The Yamuna River passes through Delhi before finally ending up in the Ganges. Though it sits in a seismically active zone, the city hasn’t experienced any major earthquakes. Delhi’s National Capital Region (NCR) includes parts of three more surrounding states: Haryana, Uttar Pradesh and Rajasthan. Bound by the Yamuna towards the East, the main city of Delhi goes up to Saket in the South, Connaught Place in the North and National Highway 8 towards the west.
Delhi experiences extreme climatic conditions. It gets unbearably hot in summer as temperatures easily climb to around 45 °C or more. It is certainly not the best time for Delhi tourism. Between April to June, the city is battered by hot winds and violent dust storms. Sightseeing becomes a challenge due to high temperatures.
From July to September, monsoon brings rain but hardly any relief from the unrelenting heat. August is the wettest month of the season and receives very heavy rainfall. September sees lesser rains, more humidity and slightly lower temperatures.
In October autumn oversees the weather’s transition into winter. Temperatures fall further to average between 10 to 20 °C. By early November, winter sets in and the temperature creeps lower into single digits. December can see the temperature drop very close to 0 °C. Fog and haze severely restrict visibility. January sees some rain and temperatures start climbing up again. Spring arrives by February. The days are warm, and the nights are cool. Temperatures hover around 20 °C and the weather stays pleasant until the arrival of summer in March.
Carrying a mishmash of influences of its erstwhile rulers, Delhi has created a unique culture for itself. Divided into Old and New Delhi, the two halves of the city have distinct personalities. Old Delhi is the soul of the city that encapsulates its history in its culture and monuments. It is home to many historical monuments such as the Red Fort and Qutub Minar. The bustling Chandni Chowk could easily be a microcosm of the old city. The narrow lanes of the busy market have remained unchanged for years. There are unassuming culinary institutions here serving the same hardy fare for over a hundred years.
On the other hand, the newer side of Delhi is a suave cosmopolitan creature that easily keeps step with modern evolutions. The glamour of mega malls and slick entertainment venues are the new faces of Delhi tourism. Both these cultures happily coexist as two different sides of the same coin.
Delhi Tourism is an amazing roller coaster ride that will take you around the city at a frantic pace. All you have to do is keep up. Your Delhi tour will begin with the monuments and gradually lead you over the city’s culture trail, eventually ending up in the newer quarter.
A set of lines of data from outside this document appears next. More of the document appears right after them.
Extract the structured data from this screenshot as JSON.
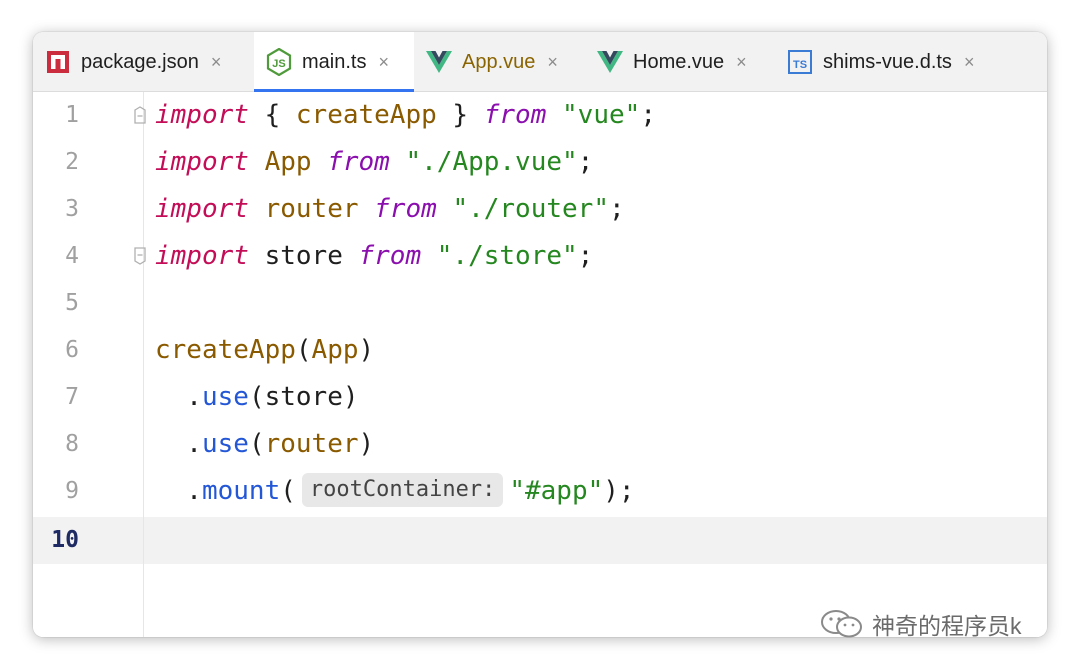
{
  "tabs": [
    {
      "label": "package.json",
      "icon": "npm-package-icon",
      "active": false,
      "color": "#1f1f1f"
    },
    {
      "label": "main.ts",
      "icon": "nodejs-icon",
      "active": true,
      "color": "#1f1f1f"
    },
    {
      "label": "App.vue",
      "icon": "vue-icon",
      "active": false,
      "color": "#8a6400"
    },
    {
      "label": "Home.vue",
      "icon": "vue-icon",
      "active": false,
      "color": "#1f1f1f"
    },
    {
      "label": "shims-vue.d.ts",
      "icon": "typescript-file-icon",
      "active": false,
      "color": "#1f1f1f"
    }
  ],
  "tab_close_glyph": "×",
  "editor": {
    "current_line": 10,
    "line_numbers": [
      "1",
      "2",
      "3",
      "4",
      "5",
      "6",
      "7",
      "8",
      "9",
      "10"
    ],
    "inlay_hint": "rootContainer:",
    "code": {
      "l1": [
        "import",
        " { ",
        "createApp",
        " } ",
        "from",
        " ",
        "\"vue\"",
        ";"
      ],
      "l2": [
        "import",
        " ",
        "App",
        " ",
        "from",
        " ",
        "\"./App.vue\"",
        ";"
      ],
      "l3": [
        "import",
        " ",
        "router",
        " ",
        "from",
        " ",
        "\"./router\"",
        ";"
      ],
      "l4": [
        "import",
        " store ",
        "from",
        " ",
        "\"./store\"",
        ";"
      ],
      "l6": [
        "createApp",
        "(",
        "App",
        ")"
      ],
      "l7": [
        "  .",
        "use",
        "(store)"
      ],
      "l8": [
        "  .",
        "use",
        "(",
        "router",
        ")"
      ],
      "l9": [
        "  .",
        "mount",
        "(",
        "\"#app\"",
        ");"
      ]
    }
  },
  "watermark": "神奇的程序员k",
  "colors": {
    "keyword": "#c30d57",
    "from_keyword": "#8b0fae",
    "identifier": "#8a5a00",
    "string": "#25871f",
    "method": "#2357d6",
    "active_tab_underline": "#3574f0"
  }
}
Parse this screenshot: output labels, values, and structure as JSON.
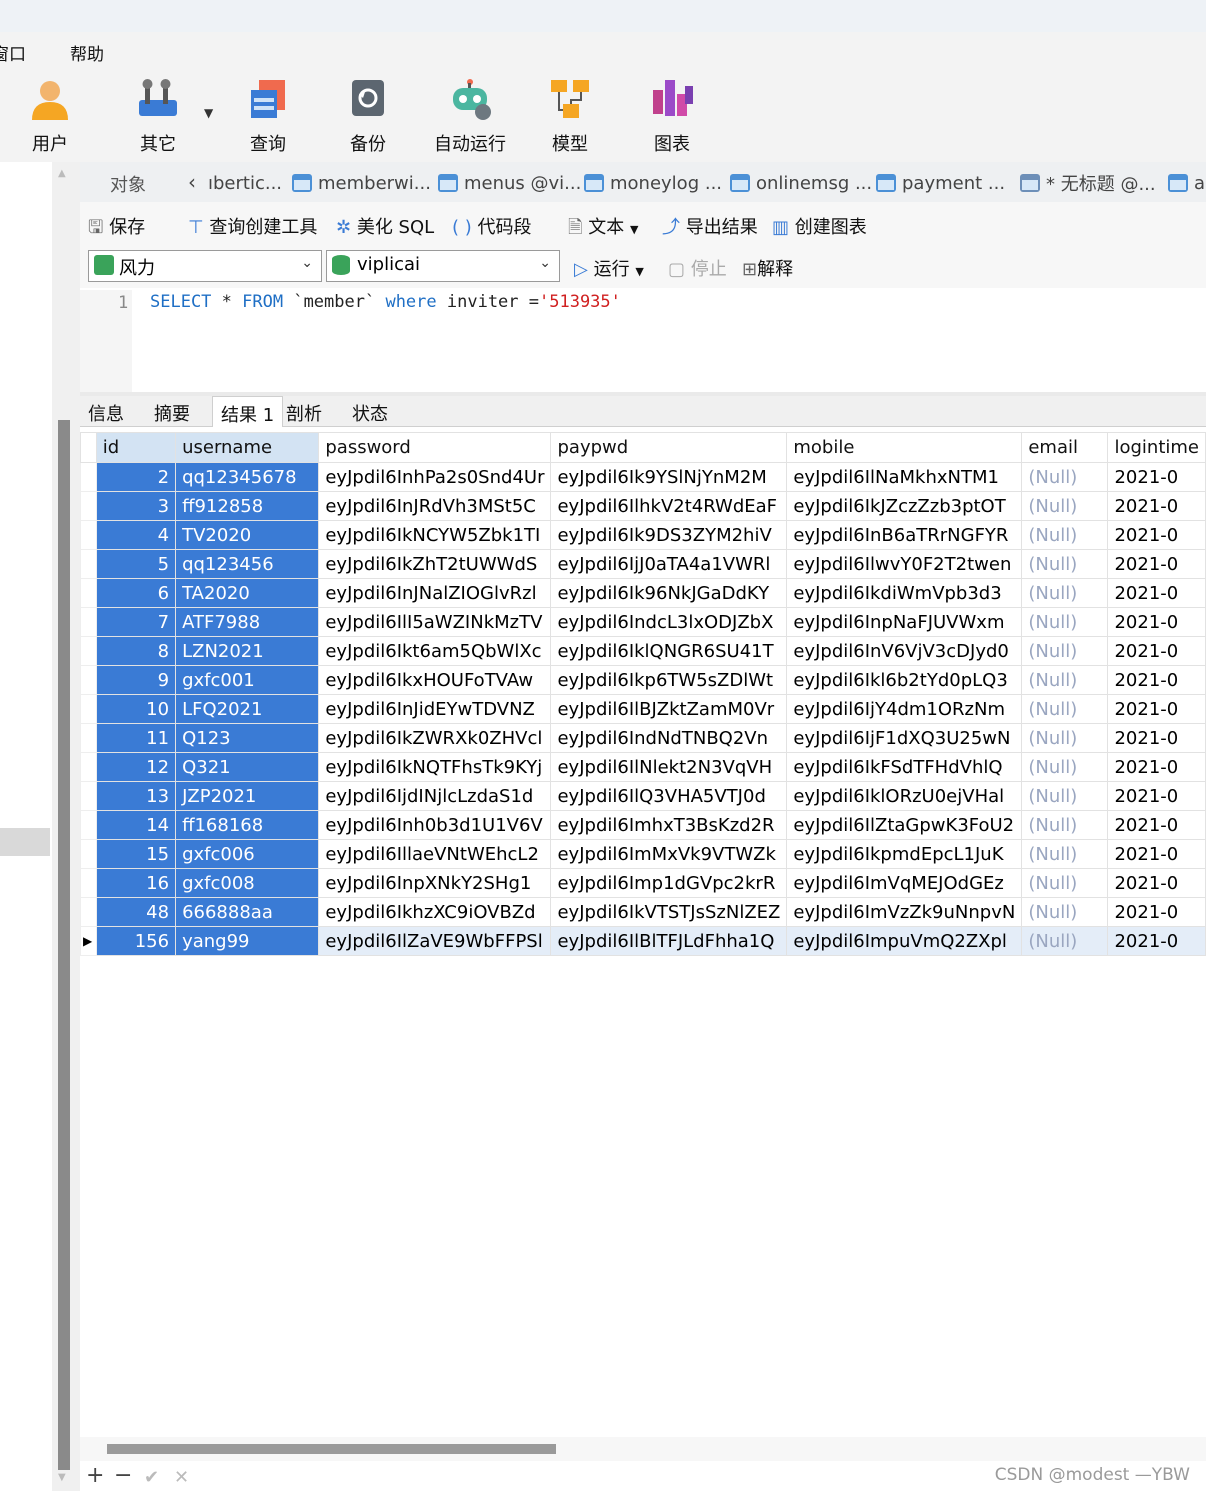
{
  "menu": {
    "window_partial": "窗口",
    "help": "帮助"
  },
  "ribbon": [
    {
      "label": "用户",
      "icon": "user-icon"
    },
    {
      "label": "其它",
      "icon": "tools-icon"
    },
    {
      "label": "查询",
      "icon": "query-icon"
    },
    {
      "label": "备份",
      "icon": "backup-icon"
    },
    {
      "label": "自动运行",
      "icon": "robot-icon"
    },
    {
      "label": "模型",
      "icon": "model-icon"
    },
    {
      "label": "图表",
      "icon": "chart-icon"
    }
  ],
  "tabs": {
    "objects": "对象",
    "items": [
      "ıbertic...",
      "memberwi...",
      "menus @vi...",
      "moneylog ...",
      "onlinemsg ...",
      "payment ...",
      "* 无标题 @...",
      "ac"
    ]
  },
  "toolbar1": {
    "save": "保存",
    "query_builder": "查询创建工具",
    "beautify": "美化 SQL",
    "snippet": "代码段",
    "text": "文本",
    "export": "导出结果",
    "create_chart": "创建图表"
  },
  "toolbar2": {
    "connection": "风力",
    "database": "viplicai",
    "run": "运行",
    "stop": "停止",
    "explain": "解释"
  },
  "editor": {
    "line": "1",
    "sql_select": "SELECT",
    "sql_star": " * ",
    "sql_from": "FROM",
    "sql_table": " `member` ",
    "sql_where": "where",
    "sql_cond": " inviter =",
    "sql_value": "'513935'"
  },
  "result_tabs": [
    "信息",
    "摘要",
    "结果 1",
    "剖析",
    "状态"
  ],
  "grid": {
    "columns": [
      "id",
      "username",
      "password",
      "paypwd",
      "mobile",
      "email",
      "logintime"
    ],
    "rows": [
      [
        "2",
        "qq12345678",
        "eyJpdil6InhPa2s0Snd4Ur",
        "eyJpdil6Ik9YSlNjYnM2M",
        "eyJpdil6IlNaMkhxNTM1",
        "(Null)",
        "2021-0"
      ],
      [
        "3",
        "ff912858",
        "eyJpdil6InJRdVh3MSt5C",
        "eyJpdil6IlhkV2t4RWdEaF",
        "eyJpdil6IkJZczZzb3ptOT",
        "(Null)",
        "2021-0"
      ],
      [
        "4",
        "TV2020",
        "eyJpdil6IkNCYW5Zbk1TI",
        "eyJpdil6Ik9DS3ZYM2hiV",
        "eyJpdil6InB6aTRrNGFYR",
        "(Null)",
        "2021-0"
      ],
      [
        "5",
        "qq123456",
        "eyJpdil6IkZhT2tUWWdS",
        "eyJpdil6IjJ0aTA4a1VWRl",
        "eyJpdil6IlwvY0F2T2twen",
        "(Null)",
        "2021-0"
      ],
      [
        "6",
        "TA2020",
        "eyJpdil6InJNalZIOGlvRzl",
        "eyJpdil6Ik96NkJGaDdKY",
        "eyJpdil6IkdiWmVpb3d3",
        "(Null)",
        "2021-0"
      ],
      [
        "7",
        "ATF7988",
        "eyJpdil6IlI5aWZINkMzTV",
        "eyJpdil6IndcL3lxODJZbX",
        "eyJpdil6InpNaFJUVWxm",
        "(Null)",
        "2021-0"
      ],
      [
        "8",
        "LZN2021",
        "eyJpdil6Ikt6am5QbWlXc",
        "eyJpdil6IklQNGR6SU41T",
        "eyJpdil6InV6VjV3cDJyd0",
        "(Null)",
        "2021-0"
      ],
      [
        "9",
        "gxfc001",
        "eyJpdil6IkxHOUFoTVAw",
        "eyJpdil6Ikp6TW5sZDlWt",
        "eyJpdil6Ikl6b2tYd0pLQ3",
        "(Null)",
        "2021-0"
      ],
      [
        "10",
        "LFQ2021",
        "eyJpdil6InJidEYwTDVNZ",
        "eyJpdil6IlBJZktZamM0Vr",
        "eyJpdil6IjY4dm1ORzNm",
        "(Null)",
        "2021-0"
      ],
      [
        "11",
        "Q123",
        "eyJpdil6IkZWRXk0ZHVcl",
        "eyJpdil6IndNdTNBQ2Vn",
        "eyJpdil6IjF1dXQ3U25wN",
        "(Null)",
        "2021-0"
      ],
      [
        "12",
        "Q321",
        "eyJpdil6IkNQTFhsTk9KYj",
        "eyJpdil6IlNlekt2N3VqVH",
        "eyJpdil6IkFSdTFHdVhlQ",
        "(Null)",
        "2021-0"
      ],
      [
        "13",
        "JZP2021",
        "eyJpdil6IjdINjlcLzdaS1d",
        "eyJpdil6IlQ3VHA5VTJ0d",
        "eyJpdil6IklORzU0ejVHal",
        "(Null)",
        "2021-0"
      ],
      [
        "14",
        "ff168168",
        "eyJpdil6Inh0b3d1U1V6V",
        "eyJpdil6ImhxT3BsKzd2R",
        "eyJpdil6IlZtaGpwK3FoU2",
        "(Null)",
        "2021-0"
      ],
      [
        "15",
        "gxfc006",
        "eyJpdil6IllaeVNtWEhcL2",
        "eyJpdil6ImMxVk9VTWZk",
        "eyJpdil6IkpmdEpcL1JuK",
        "(Null)",
        "2021-0"
      ],
      [
        "16",
        "gxfc008",
        "eyJpdil6InpXNkY2SHg1",
        "eyJpdil6Imp1dGVpc2krR",
        "eyJpdil6ImVqMEJOdGEz",
        "(Null)",
        "2021-0"
      ],
      [
        "48",
        "666888aa",
        "eyJpdil6IkhzXC9iOVBZd",
        "eyJpdil6IkVTSTJsSzNlZEZ",
        "eyJpdil6ImVzZk9uNnpvN",
        "(Null)",
        "2021-0"
      ],
      [
        "156",
        "yang99",
        "eyJpdil6IlZaVE9WbFFPSl",
        "eyJpdil6IlBlTFJLdFhha1Q",
        "eyJpdil6ImpuVmQ2ZXpl",
        "(Null)",
        "2021-0"
      ]
    ]
  },
  "bottom": {
    "add": "+",
    "remove": "−",
    "apply": "✔",
    "discard": "✕"
  },
  "watermark": "CSDN @modest —YBW",
  "colors": {
    "selection": "#3a7bd5",
    "null_text": "#9aa6c0",
    "keyword": "#1f6fc5",
    "string": "#d02020"
  }
}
Start with the historic Red Fort before you move on to sample the delights of Chandni Chowk. Pay your respects at the Raj Ghat which is a little further away.
Make a quick stop at the Shankar’s International Dolls Museum to marvel at its collection. Drive by the Supreme Court of India while you proceed towards the National Handicrafts and Handlooms Museum. It is among the biggest of its kind in India. You can easily spend a day at the National Zoological Park, especially if you’re travelling with children.
Stop at the old Khan Market to shop for souvenirs and spend some time at the idyllic Lodhi Garden. A complete Delhi tour must include a stroll around the affluent Hauz Khas neighbourhood. Head to the Hauz Khas Village for its electric nightlife. Finally, top off your Delhi tour with a visit to the India Gate. Make sure to include Rashtrapati Bhavan in your itinerary as well.
Delhi tourism will take you on a wonderful ride. Let SOTC help you plan your trip. Visit the website for some amazing offers on Delhi holiday packages.